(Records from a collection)
━━━━━━━━
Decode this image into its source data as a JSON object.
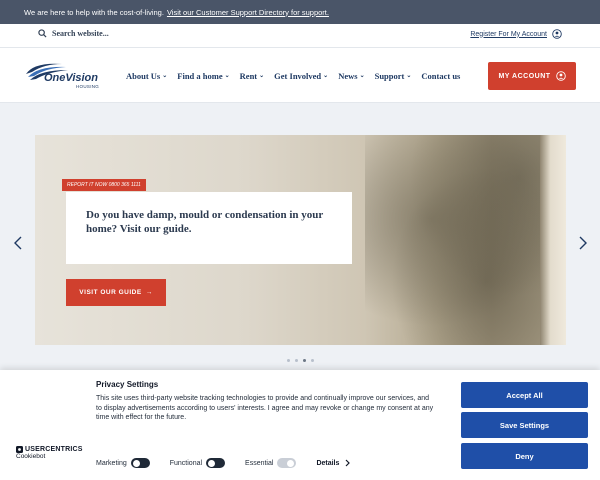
{
  "topbar": {
    "message": "We are here to help with the cost-of-living.",
    "link": "Visit our Customer Support Directory for support."
  },
  "search": {
    "label": "Search website..."
  },
  "account": {
    "register": "Register For My Account",
    "my_account": "MY ACCOUNT"
  },
  "logo": {
    "main": "OneVision",
    "sub": "HOUSING"
  },
  "nav": {
    "about": "About Us",
    "find": "Find a home",
    "rent": "Rent",
    "involved": "Get Involved",
    "news": "News",
    "support": "Support",
    "contact": "Contact us",
    "chevron": "⌄"
  },
  "hero": {
    "tag": "REPORT IT NOW 0800 365 1111",
    "title": "Do you have damp, mould or condensation in your home? Visit our guide.",
    "button": "VISIT OUR GUIDE",
    "button_arrow": "→"
  },
  "consent": {
    "title": "Privacy Settings",
    "text": "This site uses third-party website tracking technologies to provide and continually improve our services, and to display advertisements according to users' interests. I agree and may revoke or change my consent at any time with effect for the future.",
    "brand_main": "USERCENTRICS",
    "brand_sub": "Cookiebot",
    "marketing": "Marketing",
    "functional": "Functional",
    "essential": "Essential",
    "details": "Details",
    "accept": "Accept All",
    "save": "Save Settings",
    "deny": "Deny"
  },
  "colors": {
    "accent_red": "#d0402e",
    "brand_navy": "#1f3a63",
    "consent_blue": "#1f4fa8",
    "topbar_bg": "#4a5568"
  }
}
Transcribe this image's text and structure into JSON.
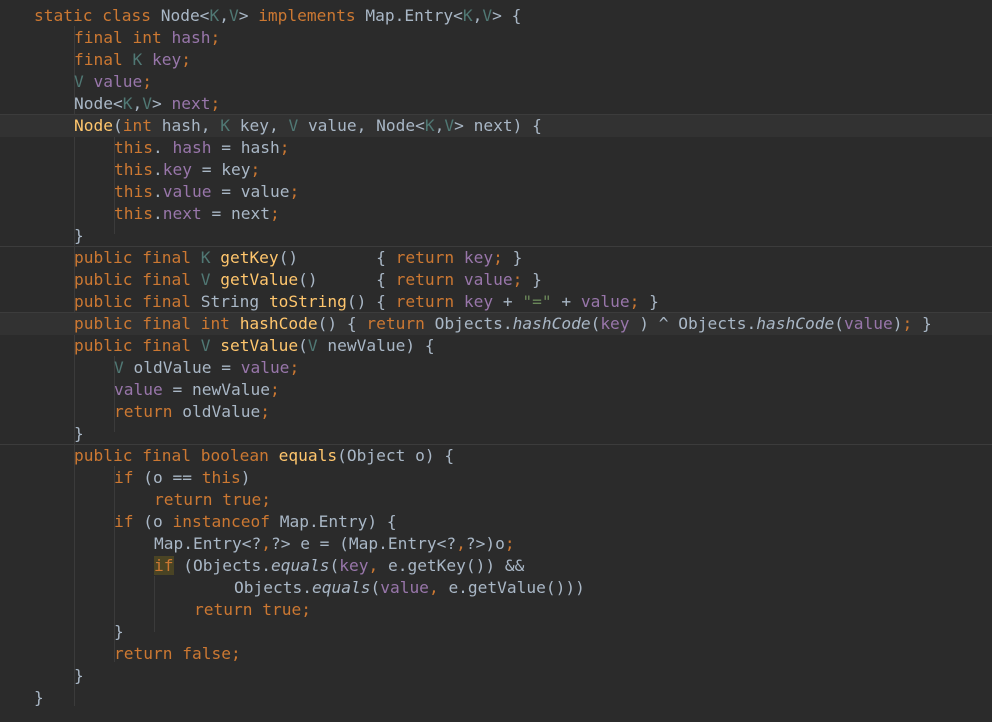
{
  "editor": {
    "language": "Java",
    "lines": [
      [
        [
          "kw",
          "static class "
        ],
        [
          "",
          "Node<"
        ],
        [
          "tp",
          "K"
        ],
        [
          "",
          ","
        ],
        [
          "tp",
          "V"
        ],
        [
          "",
          "> "
        ],
        [
          "kw",
          "implements "
        ],
        [
          "",
          "Map.Entry<"
        ],
        [
          "tp",
          "K"
        ],
        [
          "",
          ","
        ],
        [
          "tp",
          "V"
        ],
        [
          "",
          "> {"
        ]
      ],
      [
        [
          "kw",
          "final int "
        ],
        [
          "fd",
          "hash"
        ],
        [
          "kw",
          ";"
        ]
      ],
      [
        [
          "kw",
          "final "
        ],
        [
          "tp",
          "K "
        ],
        [
          "fd",
          "key"
        ],
        [
          "kw",
          ";"
        ]
      ],
      [
        [
          "tp",
          "V "
        ],
        [
          "fd",
          "value"
        ],
        [
          "kw",
          ";"
        ]
      ],
      [
        [
          "",
          "Node<"
        ],
        [
          "tp",
          "K"
        ],
        [
          "",
          ","
        ],
        [
          "tp",
          "V"
        ],
        [
          "",
          "> "
        ],
        [
          "fd",
          "next"
        ],
        [
          "kw",
          ";"
        ]
      ],
      [
        [
          "fn",
          "Node"
        ],
        [
          "",
          "("
        ],
        [
          "kw",
          "int "
        ],
        [
          "",
          "hash, "
        ],
        [
          "tp",
          "K "
        ],
        [
          "",
          "key, "
        ],
        [
          "tp",
          "V "
        ],
        [
          "",
          "value, Node<"
        ],
        [
          "tp",
          "K"
        ],
        [
          "",
          ","
        ],
        [
          "tp",
          "V"
        ],
        [
          "",
          "> next) {"
        ]
      ],
      [
        [
          "kw",
          "this"
        ],
        [
          "",
          ". "
        ],
        [
          "fd",
          "hash"
        ],
        [
          "",
          " = hash"
        ],
        [
          "kw",
          ";"
        ]
      ],
      [
        [
          "kw",
          "this"
        ],
        [
          "",
          "."
        ],
        [
          "fd",
          "key"
        ],
        [
          "",
          " = key"
        ],
        [
          "kw",
          ";"
        ]
      ],
      [
        [
          "kw",
          "this"
        ],
        [
          "",
          "."
        ],
        [
          "fd",
          "value"
        ],
        [
          "",
          " = value"
        ],
        [
          "kw",
          ";"
        ]
      ],
      [
        [
          "kw",
          "this"
        ],
        [
          "",
          "."
        ],
        [
          "fd",
          "next"
        ],
        [
          "",
          " = next"
        ],
        [
          "kw",
          ";"
        ]
      ],
      [
        [
          "",
          "}"
        ]
      ],
      [
        [
          "kw",
          "public final "
        ],
        [
          "tp",
          "K "
        ],
        [
          "fn",
          "getKey"
        ],
        [
          "",
          "()        { "
        ],
        [
          "kw",
          "return "
        ],
        [
          "fd",
          "key"
        ],
        [
          "kw",
          "; "
        ],
        [
          "",
          "}"
        ]
      ],
      [
        [
          "kw",
          "public final "
        ],
        [
          "tp",
          "V "
        ],
        [
          "fn",
          "getValue"
        ],
        [
          "",
          "()      { "
        ],
        [
          "kw",
          "return "
        ],
        [
          "fd",
          "value"
        ],
        [
          "kw",
          "; "
        ],
        [
          "",
          "}"
        ]
      ],
      [
        [
          "kw",
          "public final "
        ],
        [
          "",
          "String "
        ],
        [
          "fn",
          "toString"
        ],
        [
          "",
          "() { "
        ],
        [
          "kw",
          "return "
        ],
        [
          "fd",
          "key"
        ],
        [
          "",
          " + "
        ],
        [
          "st",
          "\"=\""
        ],
        [
          "",
          " + "
        ],
        [
          "fd",
          "value"
        ],
        [
          "kw",
          "; "
        ],
        [
          "",
          "}"
        ]
      ],
      [
        [
          "kw",
          "public final int "
        ],
        [
          "fn",
          "hashCode"
        ],
        [
          "",
          "() { "
        ],
        [
          "kw",
          "return "
        ],
        [
          "",
          "Objects."
        ],
        [
          "it",
          "hashCode"
        ],
        [
          "",
          "("
        ],
        [
          "fd",
          "key"
        ],
        [
          "",
          " ) ^ Objects."
        ],
        [
          "it",
          "hashCode"
        ],
        [
          "",
          "("
        ],
        [
          "fd",
          "value"
        ],
        [
          "",
          ")"
        ],
        [
          "kw",
          "; "
        ],
        [
          "",
          "}"
        ]
      ],
      [
        [
          "kw",
          "public final "
        ],
        [
          "tp",
          "V "
        ],
        [
          "fn",
          "setValue"
        ],
        [
          "",
          "("
        ],
        [
          "tp",
          "V "
        ],
        [
          "",
          "newValue) {"
        ]
      ],
      [
        [
          "tp",
          "V "
        ],
        [
          "",
          "oldValue = "
        ],
        [
          "fd",
          "value"
        ],
        [
          "kw",
          ";"
        ]
      ],
      [
        [
          "fd",
          "value"
        ],
        [
          "",
          " = newValue"
        ],
        [
          "kw",
          ";"
        ]
      ],
      [
        [
          "kw",
          "return "
        ],
        [
          "",
          "oldValue"
        ],
        [
          "kw",
          ";"
        ]
      ],
      [
        [
          "",
          "}"
        ]
      ],
      [
        [
          "kw",
          "public final boolean "
        ],
        [
          "fn",
          "equals"
        ],
        [
          "",
          "(Object o) {"
        ]
      ],
      [
        [
          "kw",
          "if "
        ],
        [
          "",
          "(o == "
        ],
        [
          "kw",
          "this"
        ],
        [
          "",
          ")"
        ]
      ],
      [
        [
          "kw",
          "return true"
        ],
        [
          "kw",
          ";"
        ]
      ],
      [
        [
          "kw",
          "if "
        ],
        [
          "",
          "(o "
        ],
        [
          "kw",
          "instanceof "
        ],
        [
          "",
          "Map.Entry) {"
        ]
      ],
      [
        [
          "",
          "Map.Entry<?"
        ],
        [
          "kw",
          ","
        ],
        [
          "",
          "?> e = (Map.Entry<?"
        ],
        [
          "kw",
          ","
        ],
        [
          "",
          "?>)o"
        ],
        [
          "kw",
          ";"
        ]
      ],
      [
        [
          "kw",
          "if"
        ],
        [
          "",
          " (Objects."
        ],
        [
          "it",
          "equals"
        ],
        [
          "",
          "("
        ],
        [
          "fd",
          "key"
        ],
        [
          "kw",
          ", "
        ],
        [
          "",
          "e.getKey()) &&"
        ]
      ],
      [
        [
          "",
          "Objects."
        ],
        [
          "it",
          "equals"
        ],
        [
          "",
          "("
        ],
        [
          "fd",
          "value"
        ],
        [
          "kw",
          ", "
        ],
        [
          "",
          "e.getValue()))"
        ]
      ],
      [
        [
          "kw",
          "return true"
        ],
        [
          "kw",
          ";"
        ]
      ],
      [
        [
          "",
          "}"
        ]
      ],
      [
        [
          "kw",
          "return false"
        ],
        [
          "kw",
          ";"
        ]
      ],
      [
        [
          "",
          "}"
        ]
      ],
      [
        [
          "",
          "}"
        ]
      ]
    ]
  }
}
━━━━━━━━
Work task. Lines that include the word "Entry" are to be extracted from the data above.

Task solution.
          "Map.Entry<"
          "Map.Entry) {"
          "Map.Entry<?"
          "?> e = (Map.Entry<?"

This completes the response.